Items listed in a dataset:
_____

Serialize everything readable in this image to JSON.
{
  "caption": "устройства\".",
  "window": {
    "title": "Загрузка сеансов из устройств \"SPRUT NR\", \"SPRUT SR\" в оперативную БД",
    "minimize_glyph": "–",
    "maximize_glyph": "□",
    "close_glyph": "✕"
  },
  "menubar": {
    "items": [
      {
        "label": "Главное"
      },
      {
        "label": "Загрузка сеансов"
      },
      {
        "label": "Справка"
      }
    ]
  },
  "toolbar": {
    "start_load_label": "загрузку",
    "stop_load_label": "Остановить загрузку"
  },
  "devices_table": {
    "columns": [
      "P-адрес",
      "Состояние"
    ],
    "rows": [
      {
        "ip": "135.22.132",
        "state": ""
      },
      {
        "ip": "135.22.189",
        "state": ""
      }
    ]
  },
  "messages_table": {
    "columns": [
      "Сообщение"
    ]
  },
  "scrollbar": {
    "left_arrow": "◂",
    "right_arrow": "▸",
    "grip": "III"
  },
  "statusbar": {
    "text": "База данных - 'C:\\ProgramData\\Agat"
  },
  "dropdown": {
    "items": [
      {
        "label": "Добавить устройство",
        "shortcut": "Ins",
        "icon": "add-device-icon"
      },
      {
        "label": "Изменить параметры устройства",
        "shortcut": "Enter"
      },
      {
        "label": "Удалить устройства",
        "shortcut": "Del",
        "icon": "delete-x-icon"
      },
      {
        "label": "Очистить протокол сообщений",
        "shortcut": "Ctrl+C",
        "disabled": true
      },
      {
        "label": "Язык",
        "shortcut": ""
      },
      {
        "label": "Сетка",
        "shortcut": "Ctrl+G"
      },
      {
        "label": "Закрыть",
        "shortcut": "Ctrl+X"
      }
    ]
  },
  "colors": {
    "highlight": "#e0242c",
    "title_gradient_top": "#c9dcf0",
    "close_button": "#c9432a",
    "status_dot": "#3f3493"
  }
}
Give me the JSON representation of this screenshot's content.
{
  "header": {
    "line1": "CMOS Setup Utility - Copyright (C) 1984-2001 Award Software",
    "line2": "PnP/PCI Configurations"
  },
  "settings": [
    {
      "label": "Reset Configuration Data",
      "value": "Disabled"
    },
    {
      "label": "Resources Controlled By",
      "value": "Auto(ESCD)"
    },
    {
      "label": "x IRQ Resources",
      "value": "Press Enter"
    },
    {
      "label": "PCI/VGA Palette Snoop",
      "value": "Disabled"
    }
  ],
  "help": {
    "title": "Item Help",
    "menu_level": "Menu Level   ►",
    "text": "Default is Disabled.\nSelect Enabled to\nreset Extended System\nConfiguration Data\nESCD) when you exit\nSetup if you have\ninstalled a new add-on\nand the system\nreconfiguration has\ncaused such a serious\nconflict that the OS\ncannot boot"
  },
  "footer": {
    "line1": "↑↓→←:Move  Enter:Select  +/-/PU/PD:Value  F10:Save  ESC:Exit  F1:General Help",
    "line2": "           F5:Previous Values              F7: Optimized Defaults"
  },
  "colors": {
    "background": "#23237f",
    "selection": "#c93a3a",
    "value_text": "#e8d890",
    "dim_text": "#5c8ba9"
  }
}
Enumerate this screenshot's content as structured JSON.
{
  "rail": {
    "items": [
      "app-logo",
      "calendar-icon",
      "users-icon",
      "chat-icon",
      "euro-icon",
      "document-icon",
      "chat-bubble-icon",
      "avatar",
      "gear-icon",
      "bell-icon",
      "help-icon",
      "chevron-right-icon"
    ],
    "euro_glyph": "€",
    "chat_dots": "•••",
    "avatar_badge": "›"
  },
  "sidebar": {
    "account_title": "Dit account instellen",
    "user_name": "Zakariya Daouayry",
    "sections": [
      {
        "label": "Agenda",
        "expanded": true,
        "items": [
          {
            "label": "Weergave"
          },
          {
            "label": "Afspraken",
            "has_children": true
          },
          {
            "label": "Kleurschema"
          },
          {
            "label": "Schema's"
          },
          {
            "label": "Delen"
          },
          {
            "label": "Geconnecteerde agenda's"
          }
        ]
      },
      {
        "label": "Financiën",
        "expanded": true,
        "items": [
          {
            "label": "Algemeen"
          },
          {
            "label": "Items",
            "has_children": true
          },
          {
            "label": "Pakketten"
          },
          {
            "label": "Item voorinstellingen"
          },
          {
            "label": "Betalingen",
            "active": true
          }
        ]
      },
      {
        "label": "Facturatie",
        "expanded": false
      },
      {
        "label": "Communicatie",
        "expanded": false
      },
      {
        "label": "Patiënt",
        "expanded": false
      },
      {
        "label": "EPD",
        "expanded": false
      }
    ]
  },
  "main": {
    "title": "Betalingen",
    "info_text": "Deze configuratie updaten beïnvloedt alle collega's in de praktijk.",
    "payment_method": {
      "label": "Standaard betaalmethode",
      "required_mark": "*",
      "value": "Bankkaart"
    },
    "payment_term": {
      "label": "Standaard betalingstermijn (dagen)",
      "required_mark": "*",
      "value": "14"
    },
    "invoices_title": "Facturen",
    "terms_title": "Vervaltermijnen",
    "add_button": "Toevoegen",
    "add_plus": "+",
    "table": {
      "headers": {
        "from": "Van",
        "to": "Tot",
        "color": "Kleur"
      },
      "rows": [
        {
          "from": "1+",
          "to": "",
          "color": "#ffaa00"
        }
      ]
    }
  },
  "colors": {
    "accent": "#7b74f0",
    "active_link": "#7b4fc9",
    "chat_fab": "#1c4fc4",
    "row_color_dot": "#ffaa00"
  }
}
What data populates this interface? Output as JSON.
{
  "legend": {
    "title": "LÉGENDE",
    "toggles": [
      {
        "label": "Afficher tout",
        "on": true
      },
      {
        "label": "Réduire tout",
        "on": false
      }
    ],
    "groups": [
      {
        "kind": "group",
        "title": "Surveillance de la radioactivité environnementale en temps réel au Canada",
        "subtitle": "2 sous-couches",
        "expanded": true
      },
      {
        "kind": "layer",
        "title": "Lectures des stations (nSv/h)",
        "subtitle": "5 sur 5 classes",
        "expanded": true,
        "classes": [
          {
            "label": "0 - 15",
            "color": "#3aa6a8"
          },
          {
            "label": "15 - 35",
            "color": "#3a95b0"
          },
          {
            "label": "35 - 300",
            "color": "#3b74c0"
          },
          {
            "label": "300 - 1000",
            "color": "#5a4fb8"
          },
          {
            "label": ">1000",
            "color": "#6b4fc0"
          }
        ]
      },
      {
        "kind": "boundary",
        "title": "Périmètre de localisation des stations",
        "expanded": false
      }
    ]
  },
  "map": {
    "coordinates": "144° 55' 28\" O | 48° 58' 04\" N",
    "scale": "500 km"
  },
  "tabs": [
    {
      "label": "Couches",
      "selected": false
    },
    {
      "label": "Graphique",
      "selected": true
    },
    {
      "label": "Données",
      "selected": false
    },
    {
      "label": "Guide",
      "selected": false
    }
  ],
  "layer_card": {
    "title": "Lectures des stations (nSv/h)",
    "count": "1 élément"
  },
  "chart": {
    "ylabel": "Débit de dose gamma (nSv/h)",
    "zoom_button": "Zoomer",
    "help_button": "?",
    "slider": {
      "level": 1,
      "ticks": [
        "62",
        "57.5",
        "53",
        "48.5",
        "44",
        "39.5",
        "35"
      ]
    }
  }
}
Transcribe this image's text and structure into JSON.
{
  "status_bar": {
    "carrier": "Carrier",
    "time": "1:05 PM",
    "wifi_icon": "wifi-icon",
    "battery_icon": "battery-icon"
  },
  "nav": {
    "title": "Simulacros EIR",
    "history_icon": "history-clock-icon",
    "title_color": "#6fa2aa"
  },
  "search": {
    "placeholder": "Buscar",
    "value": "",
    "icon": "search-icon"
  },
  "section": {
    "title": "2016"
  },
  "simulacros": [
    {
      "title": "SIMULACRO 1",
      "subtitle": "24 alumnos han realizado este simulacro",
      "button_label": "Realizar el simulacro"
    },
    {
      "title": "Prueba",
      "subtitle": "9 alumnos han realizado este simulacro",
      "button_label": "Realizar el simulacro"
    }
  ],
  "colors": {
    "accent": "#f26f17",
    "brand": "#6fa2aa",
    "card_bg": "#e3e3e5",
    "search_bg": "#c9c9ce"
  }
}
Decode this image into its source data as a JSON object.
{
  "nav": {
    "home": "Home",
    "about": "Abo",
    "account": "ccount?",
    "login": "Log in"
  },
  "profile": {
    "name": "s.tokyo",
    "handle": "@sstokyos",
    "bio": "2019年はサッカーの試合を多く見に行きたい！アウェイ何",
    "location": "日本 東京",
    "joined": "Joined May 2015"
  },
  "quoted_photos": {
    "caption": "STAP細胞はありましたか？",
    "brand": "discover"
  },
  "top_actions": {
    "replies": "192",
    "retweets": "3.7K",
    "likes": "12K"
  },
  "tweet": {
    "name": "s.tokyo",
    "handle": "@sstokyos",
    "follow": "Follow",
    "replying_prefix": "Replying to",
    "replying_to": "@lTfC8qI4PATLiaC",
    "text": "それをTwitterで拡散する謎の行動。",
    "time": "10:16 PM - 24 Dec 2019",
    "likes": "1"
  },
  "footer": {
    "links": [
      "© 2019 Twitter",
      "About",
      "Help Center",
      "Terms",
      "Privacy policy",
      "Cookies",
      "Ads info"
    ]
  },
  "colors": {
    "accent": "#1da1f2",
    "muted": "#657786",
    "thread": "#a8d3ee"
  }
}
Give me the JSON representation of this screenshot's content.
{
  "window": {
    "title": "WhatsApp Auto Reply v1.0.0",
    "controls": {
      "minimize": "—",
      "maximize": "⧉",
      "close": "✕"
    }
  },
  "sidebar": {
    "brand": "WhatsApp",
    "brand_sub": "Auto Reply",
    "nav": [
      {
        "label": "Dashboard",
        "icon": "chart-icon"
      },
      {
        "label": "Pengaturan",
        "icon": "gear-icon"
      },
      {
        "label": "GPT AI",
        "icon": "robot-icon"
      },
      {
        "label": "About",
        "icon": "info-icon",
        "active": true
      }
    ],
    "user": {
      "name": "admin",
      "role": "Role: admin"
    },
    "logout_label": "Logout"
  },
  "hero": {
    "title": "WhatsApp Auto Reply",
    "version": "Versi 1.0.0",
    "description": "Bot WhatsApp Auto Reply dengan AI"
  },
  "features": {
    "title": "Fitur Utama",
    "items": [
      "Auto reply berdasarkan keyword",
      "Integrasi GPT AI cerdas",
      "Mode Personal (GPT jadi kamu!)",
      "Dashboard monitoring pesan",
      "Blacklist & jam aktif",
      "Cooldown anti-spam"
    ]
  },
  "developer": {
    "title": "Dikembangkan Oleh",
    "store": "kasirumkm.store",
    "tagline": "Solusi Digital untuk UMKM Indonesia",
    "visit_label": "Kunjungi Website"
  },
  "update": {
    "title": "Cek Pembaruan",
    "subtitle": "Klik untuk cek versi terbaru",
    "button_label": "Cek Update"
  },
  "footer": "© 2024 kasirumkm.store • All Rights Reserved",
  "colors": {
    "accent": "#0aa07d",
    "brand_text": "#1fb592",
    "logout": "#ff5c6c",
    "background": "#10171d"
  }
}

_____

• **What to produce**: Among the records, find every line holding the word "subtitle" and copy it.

• **Result**:
        "subtitle": "2 sous-couches",
        "subtitle": "5 sur 5 classes",
      "subtitle": "24 alumnos han realizado este simulacro",
      "subtitle": "9 alumnos han realizado este simulacro",
    "subtitle": "Klik untuk cek versi terbaru",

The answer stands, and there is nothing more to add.